To stay on the good side of the EPA guidelines, any person or organization must calibrate the radon detector - or if using a passive system, provide calibrate spikes to determine accuracy, at least annually to ensure the testing equipment is giving valid results. What this means at a practical level is that for three weeks of every year, my radon detector is not available. I use a pair of Sun Nuclear 1028 model monitors to provide testing in Moscow (an EPA Zone 1 area) and Pullman (an EPA Zone 2 area). To calibrate them, I have to contact Sun Nuclear, arrange for the service and return shipping (about $160 per unit), package it up on my end to send to Florida and then sit, twiddling my thumbs while they calibrate the radon detector.
That's for one unit - I get to repeat this for the second unit as soon as the first gets back. I deliberately run a staggered cycle so I always have one unit ready to go.
Sun Nuclear also sends back a Radon Certificate of Calibration for each unit. If you want to read an example, here is the Radon Certification of Calibration for one of my units. Obviously, this one will be sent out shortly for fine-tuning as the cert is up on November 2nd.
One significant point is that there is no tracking of calibration done in either Washington or Idaho. This means that if you are a buyer or a seller (why sellers? see below!), you need to verify that the machines in use are properly calibrated so that you get accurate results. Ask to see the paperwork - don't take the inspector's word for it. As much as I want to believe every inspector is from Lake Wobegon and is above average, the reality is that there are some folks who refuse to follow this simple process.
It is crucial for you to verify the accuracy of the equipment used in your home. Should the results come back at a level that the EPA recommend remediation, you might lose the sale with the reputation of your home damaged (worst case) or be on the hook for the cost of the remediation - $1,800-$3,000 in my area.

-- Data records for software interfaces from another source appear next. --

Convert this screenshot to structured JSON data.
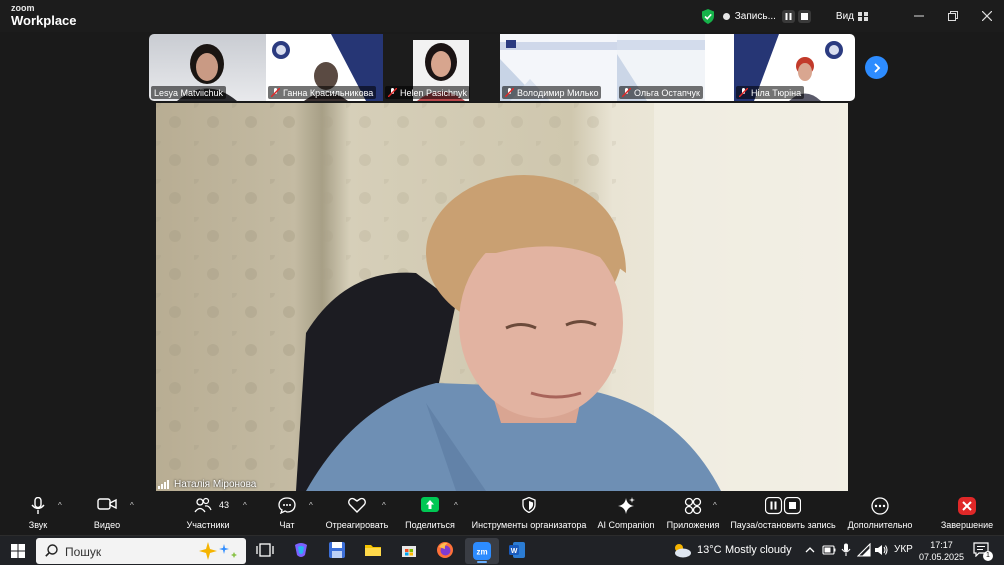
{
  "app": {
    "logo_top": "zoom",
    "logo_bottom": "Workplace"
  },
  "titlebar": {
    "recording": "Запись...",
    "view": "Вид"
  },
  "participants": [
    {
      "name": "Lesya Matviichuk",
      "muted": false
    },
    {
      "name": "Ганна Красильникова",
      "muted": true
    },
    {
      "name": "Helen Pasichnyk",
      "muted": true
    },
    {
      "name": "Володимир Милько",
      "muted": true
    },
    {
      "name": "Ольга Остапчук",
      "muted": true
    },
    {
      "name": "Ніла Тюріна",
      "muted": true
    }
  ],
  "main_video": {
    "speaker": "Наталія Міронова"
  },
  "toolbar": {
    "audio": "Звук",
    "video": "Видео",
    "participants": "Участники",
    "participants_count": "43",
    "chat": "Чат",
    "react": "Отреагировать",
    "share": "Поделиться",
    "host_tools": "Инструменты организатора",
    "ai_companion": "AI Companion",
    "apps": "Приложения",
    "pause_stop_rec": "Пауза/остановить запись",
    "more": "Дополнительно",
    "end": "Завершение"
  },
  "taskbar": {
    "search_placeholder": "Пошук",
    "weather_temp": "13°C",
    "weather_desc": "Mostly cloudy",
    "language": "УКР",
    "time": "17:17",
    "date": "07.05.2025",
    "notification_count": "1"
  },
  "colors": {
    "accent": "#2d8cff",
    "share": "#00c853",
    "end": "#e02828",
    "secure": "#16b34a"
  }
}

Ask to see the documentation as part of the radon report - my particular equipment gets the date reset by the testing lab when they calibrate the radon detector. This isn't true of all labs so ask, ask, ask for the paperwork.